In memoriam: Ziya Bunyadov. Part 1

In memoriam: Ziya Bunyadov. Part 1

Interview by Ramin Naziev, exclusively to VK

The famous Azerbaijani orientalist died 15 years ago: on February 21, 1997, he was murdered at the entrance to his apartment in Baku. Ziya’s father was Azerbaijani, his mother was Russia. Brilliant scholar, he also translated the works of his colleagues from English, Arab, Russian and Turkish. His own books were published I many countries. The scholar’s widow Tagira Bunyadova shared her memories of him with ‘VK’ correspondent.

- How did you meet Ziya?

- It was my destiny. It is surprising who the fate brought us together despite all distances and obstacles. My parents were from Shush, and after the Armenian-Azeri massacre of 1905 moved to Central Asia along with many other Azerbaijani refugees. I was born in Tashkent. My father was a pretty rich merchant, so after the Bolsheviks came to power our family was dispossessed as ‘kulaks’. There were seven children in our family and we had to face poverty and even starved. Despite that I went to school in Tatar school and finished it in 1942.

It was the Great Patriotic War, and everyone’s efforts were aimed at winning the battle with Nazism. As a schoolgirl I tried to help as I could, I finished nurse courses and started working in the only hospital of Tashkent. I tried – as all other residents of the city – to help the wounded soldiers by all means possible.

I was a secretary of local Young Communist League and got an opportunity to continue my education in Moscow in the Institute of oriental studies. I studied Turkish language. We, the students, suffered from frost and hunger, but still were happy to study in Moscow. The most joyful event of my student life was the long-expected Victory over Nazi Germany. After the end of the war a lot of ex-soldiers came to study (or to continue their studies) in our Institute.

After the third year I came to Tashkent for summer vacations and then received a letter from two soldiers whom I treated in the Tashkent hospital as a nurse and who became students of the same Institute.  They wrote that a new Azerbaijani student entered our Institute – his name was Ziya Bunyadov and he was a Hero of the Soviet Union. My friends promised to introduce us. Up until than I was the only Azeri student of the Institute.

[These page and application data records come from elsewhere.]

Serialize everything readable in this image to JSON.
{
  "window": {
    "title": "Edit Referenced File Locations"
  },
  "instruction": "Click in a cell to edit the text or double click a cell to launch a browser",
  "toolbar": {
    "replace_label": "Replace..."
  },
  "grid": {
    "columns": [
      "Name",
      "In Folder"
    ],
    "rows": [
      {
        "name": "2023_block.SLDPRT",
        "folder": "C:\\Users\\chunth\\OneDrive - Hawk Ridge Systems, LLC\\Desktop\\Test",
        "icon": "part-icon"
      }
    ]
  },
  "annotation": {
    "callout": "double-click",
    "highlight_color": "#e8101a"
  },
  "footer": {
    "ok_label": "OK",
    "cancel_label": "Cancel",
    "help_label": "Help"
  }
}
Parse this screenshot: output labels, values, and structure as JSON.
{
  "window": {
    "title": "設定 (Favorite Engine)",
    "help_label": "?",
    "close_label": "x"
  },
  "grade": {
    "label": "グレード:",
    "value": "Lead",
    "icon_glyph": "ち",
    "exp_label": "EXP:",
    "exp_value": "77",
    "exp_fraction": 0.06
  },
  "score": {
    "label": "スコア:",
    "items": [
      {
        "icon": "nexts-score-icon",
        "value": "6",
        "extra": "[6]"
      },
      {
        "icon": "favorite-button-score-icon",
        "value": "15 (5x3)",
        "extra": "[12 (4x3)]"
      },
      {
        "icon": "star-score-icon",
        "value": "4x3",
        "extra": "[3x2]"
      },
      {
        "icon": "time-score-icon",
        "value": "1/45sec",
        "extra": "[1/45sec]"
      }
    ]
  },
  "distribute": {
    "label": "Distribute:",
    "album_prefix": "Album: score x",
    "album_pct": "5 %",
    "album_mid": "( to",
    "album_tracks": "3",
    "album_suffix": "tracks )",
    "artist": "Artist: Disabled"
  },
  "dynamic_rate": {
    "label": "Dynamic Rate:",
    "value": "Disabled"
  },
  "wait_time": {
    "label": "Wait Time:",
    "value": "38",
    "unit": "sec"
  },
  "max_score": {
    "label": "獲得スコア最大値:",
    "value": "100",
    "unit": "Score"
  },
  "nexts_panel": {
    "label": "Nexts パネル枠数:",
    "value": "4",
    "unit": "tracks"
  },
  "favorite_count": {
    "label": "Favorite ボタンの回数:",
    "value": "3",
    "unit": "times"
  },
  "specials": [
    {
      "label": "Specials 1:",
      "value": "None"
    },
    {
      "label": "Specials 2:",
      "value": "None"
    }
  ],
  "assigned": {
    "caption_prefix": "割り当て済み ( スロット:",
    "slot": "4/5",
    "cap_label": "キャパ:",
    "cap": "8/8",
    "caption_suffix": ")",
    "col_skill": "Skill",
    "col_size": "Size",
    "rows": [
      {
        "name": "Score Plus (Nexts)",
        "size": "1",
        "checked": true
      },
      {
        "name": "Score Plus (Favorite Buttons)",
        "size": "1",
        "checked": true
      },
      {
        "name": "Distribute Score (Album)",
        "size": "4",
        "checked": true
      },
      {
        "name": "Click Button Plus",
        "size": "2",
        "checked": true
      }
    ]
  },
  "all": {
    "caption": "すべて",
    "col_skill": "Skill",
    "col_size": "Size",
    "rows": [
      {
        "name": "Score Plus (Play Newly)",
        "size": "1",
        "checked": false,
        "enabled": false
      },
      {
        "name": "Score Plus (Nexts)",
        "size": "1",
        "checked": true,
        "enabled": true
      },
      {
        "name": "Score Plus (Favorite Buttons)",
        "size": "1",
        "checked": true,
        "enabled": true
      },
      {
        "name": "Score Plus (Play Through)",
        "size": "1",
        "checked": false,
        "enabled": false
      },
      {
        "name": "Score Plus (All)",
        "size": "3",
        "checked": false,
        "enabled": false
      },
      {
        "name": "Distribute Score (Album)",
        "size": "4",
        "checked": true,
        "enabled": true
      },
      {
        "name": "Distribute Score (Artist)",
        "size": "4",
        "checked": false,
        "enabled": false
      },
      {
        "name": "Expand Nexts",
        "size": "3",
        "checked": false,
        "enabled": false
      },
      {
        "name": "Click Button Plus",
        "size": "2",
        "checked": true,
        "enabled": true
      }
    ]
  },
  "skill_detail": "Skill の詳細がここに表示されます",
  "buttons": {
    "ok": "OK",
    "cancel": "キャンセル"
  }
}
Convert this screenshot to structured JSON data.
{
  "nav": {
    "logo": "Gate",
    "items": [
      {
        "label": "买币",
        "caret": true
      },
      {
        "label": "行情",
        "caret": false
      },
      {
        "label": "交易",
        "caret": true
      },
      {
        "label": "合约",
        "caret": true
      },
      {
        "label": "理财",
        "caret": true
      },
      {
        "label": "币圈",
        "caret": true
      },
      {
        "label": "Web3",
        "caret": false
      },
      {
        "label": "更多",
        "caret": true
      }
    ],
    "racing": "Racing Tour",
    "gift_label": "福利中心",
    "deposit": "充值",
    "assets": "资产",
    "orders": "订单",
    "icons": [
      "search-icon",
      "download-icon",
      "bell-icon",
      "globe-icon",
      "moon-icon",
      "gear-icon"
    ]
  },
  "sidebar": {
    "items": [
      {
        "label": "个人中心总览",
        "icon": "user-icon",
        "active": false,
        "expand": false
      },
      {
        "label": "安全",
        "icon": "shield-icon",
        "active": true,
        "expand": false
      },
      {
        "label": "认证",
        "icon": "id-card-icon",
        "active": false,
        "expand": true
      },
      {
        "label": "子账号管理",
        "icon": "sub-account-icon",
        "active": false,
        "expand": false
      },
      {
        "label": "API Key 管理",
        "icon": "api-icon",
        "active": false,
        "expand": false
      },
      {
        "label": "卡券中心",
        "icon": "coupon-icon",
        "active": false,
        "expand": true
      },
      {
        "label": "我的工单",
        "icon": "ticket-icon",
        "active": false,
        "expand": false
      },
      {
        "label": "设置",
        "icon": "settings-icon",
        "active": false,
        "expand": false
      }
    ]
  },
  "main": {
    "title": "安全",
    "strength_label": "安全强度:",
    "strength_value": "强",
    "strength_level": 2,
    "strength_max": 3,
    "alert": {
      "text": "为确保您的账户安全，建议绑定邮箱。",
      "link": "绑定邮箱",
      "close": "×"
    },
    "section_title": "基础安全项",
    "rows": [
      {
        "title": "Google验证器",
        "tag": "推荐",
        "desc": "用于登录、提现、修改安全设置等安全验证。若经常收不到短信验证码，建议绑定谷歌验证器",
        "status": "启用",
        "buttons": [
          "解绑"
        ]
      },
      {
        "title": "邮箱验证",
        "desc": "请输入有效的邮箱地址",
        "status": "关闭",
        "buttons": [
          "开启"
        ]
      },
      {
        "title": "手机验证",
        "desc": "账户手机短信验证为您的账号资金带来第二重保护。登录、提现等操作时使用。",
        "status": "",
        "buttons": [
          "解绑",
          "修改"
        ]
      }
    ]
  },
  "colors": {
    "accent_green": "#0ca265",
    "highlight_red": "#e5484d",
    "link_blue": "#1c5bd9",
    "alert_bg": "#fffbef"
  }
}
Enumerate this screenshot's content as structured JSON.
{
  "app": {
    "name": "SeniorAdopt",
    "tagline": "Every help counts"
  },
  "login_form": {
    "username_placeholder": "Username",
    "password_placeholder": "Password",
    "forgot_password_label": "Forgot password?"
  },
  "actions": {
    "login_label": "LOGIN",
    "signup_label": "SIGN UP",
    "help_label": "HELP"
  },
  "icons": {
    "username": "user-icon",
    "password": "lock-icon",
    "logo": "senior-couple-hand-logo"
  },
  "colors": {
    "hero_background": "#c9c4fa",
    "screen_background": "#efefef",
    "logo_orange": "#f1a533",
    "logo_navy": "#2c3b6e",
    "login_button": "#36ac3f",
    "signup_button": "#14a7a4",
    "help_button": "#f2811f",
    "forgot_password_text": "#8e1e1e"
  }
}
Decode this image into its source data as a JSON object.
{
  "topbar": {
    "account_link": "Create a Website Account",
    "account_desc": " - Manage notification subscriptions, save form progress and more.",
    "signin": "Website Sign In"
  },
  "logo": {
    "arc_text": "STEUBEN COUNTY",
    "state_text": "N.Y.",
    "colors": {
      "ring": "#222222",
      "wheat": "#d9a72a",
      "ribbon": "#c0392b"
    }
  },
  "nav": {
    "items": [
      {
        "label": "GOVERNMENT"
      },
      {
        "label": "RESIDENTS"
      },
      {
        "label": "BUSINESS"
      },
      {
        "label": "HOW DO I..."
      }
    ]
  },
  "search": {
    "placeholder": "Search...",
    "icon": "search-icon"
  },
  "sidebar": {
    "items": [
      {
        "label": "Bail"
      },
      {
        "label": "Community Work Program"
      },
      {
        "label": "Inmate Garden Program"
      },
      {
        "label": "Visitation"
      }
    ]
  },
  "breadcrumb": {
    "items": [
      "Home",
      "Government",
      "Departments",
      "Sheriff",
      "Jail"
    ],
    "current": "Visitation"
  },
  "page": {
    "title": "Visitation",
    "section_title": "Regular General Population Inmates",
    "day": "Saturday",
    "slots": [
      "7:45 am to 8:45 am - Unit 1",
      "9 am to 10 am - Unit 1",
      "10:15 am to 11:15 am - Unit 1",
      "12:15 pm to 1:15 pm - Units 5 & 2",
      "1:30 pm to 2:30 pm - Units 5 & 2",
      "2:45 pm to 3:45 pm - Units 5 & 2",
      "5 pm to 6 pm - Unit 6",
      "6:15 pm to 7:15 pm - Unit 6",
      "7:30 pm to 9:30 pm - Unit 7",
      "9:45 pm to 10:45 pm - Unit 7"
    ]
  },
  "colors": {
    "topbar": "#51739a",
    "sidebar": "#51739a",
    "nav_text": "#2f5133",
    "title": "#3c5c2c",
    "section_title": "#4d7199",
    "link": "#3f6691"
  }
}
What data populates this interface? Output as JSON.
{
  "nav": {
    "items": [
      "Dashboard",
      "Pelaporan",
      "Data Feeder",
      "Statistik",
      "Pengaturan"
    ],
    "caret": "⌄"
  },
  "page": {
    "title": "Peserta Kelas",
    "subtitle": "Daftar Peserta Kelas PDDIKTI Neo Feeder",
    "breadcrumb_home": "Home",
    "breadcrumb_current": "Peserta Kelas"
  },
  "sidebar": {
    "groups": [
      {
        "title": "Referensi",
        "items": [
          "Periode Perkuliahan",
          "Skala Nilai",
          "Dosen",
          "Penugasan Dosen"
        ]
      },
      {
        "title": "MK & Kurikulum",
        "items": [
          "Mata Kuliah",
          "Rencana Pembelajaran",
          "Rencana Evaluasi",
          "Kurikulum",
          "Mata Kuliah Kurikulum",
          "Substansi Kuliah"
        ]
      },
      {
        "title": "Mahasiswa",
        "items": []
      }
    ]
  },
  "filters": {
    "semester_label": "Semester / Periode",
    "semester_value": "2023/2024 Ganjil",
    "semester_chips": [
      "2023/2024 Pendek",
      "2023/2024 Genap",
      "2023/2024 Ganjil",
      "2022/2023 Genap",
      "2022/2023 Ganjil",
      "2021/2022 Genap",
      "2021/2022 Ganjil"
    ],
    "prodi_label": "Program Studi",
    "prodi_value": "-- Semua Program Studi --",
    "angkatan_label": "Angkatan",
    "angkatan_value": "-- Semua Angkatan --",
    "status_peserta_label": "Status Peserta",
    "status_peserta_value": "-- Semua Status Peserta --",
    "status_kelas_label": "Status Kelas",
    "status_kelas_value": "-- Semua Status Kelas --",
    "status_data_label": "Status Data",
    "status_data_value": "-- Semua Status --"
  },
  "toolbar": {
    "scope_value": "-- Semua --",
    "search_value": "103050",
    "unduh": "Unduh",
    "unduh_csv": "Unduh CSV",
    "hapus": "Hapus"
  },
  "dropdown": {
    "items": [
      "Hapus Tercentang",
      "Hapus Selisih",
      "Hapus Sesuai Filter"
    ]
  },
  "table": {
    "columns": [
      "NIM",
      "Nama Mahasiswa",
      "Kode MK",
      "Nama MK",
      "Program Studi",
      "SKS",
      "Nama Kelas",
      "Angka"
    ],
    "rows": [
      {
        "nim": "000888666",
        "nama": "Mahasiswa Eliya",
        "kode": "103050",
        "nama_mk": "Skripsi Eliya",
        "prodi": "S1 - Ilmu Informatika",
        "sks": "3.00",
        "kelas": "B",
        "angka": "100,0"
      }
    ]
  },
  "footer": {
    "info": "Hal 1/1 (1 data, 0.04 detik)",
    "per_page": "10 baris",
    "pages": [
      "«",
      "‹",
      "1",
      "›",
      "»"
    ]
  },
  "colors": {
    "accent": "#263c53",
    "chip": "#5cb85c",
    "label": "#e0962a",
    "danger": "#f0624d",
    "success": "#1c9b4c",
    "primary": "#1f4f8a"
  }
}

When I first met Ziya, he was in the center of attention with his military stature and decorations. When I met him I was impressed and a bit confused too.

- How was he in his student years?

- He entered the Department of Arabic Studies as he already knew the language. He managed to graduate two universities in three years – the Institute of Oriental Studies and the MSU Geography Department. He was extraordinarily gifted and talented, everyone loved him.

Ziya, as all other war veteran-students, attended the lectures in his military uniform, but still he stood out of their crowd, as he was a Hero of the Soviet Union. Our Institute and we all were very proud to have him among us. And he was a very pleasant and sociable person, too. He was always an arbiter in all students’ conflicts. Even though he was injured in the war, he took up sports. He was a natural leader.

In general, he was a student like all others: he missed some lectures, he made practical jokes, he loved football… and he never showed off. Despite his military glory he was happy that the war was over. And of course all the girls loved him: he was very handsome.



Ziya Musa oglu Bunyadov was born on 24 of December 1921 in the Azeri town of Astara. He was a famous  Azerbaijani historian, academician, and Vice-President of the National Academy of Sciences of Azerbaijan. As a historian, he also headed the Institute of History of the Azerbaijani Academy of Sciences for many years. Bunyadov was a World War II veteran and Hero of the Soviet Union.

To be continued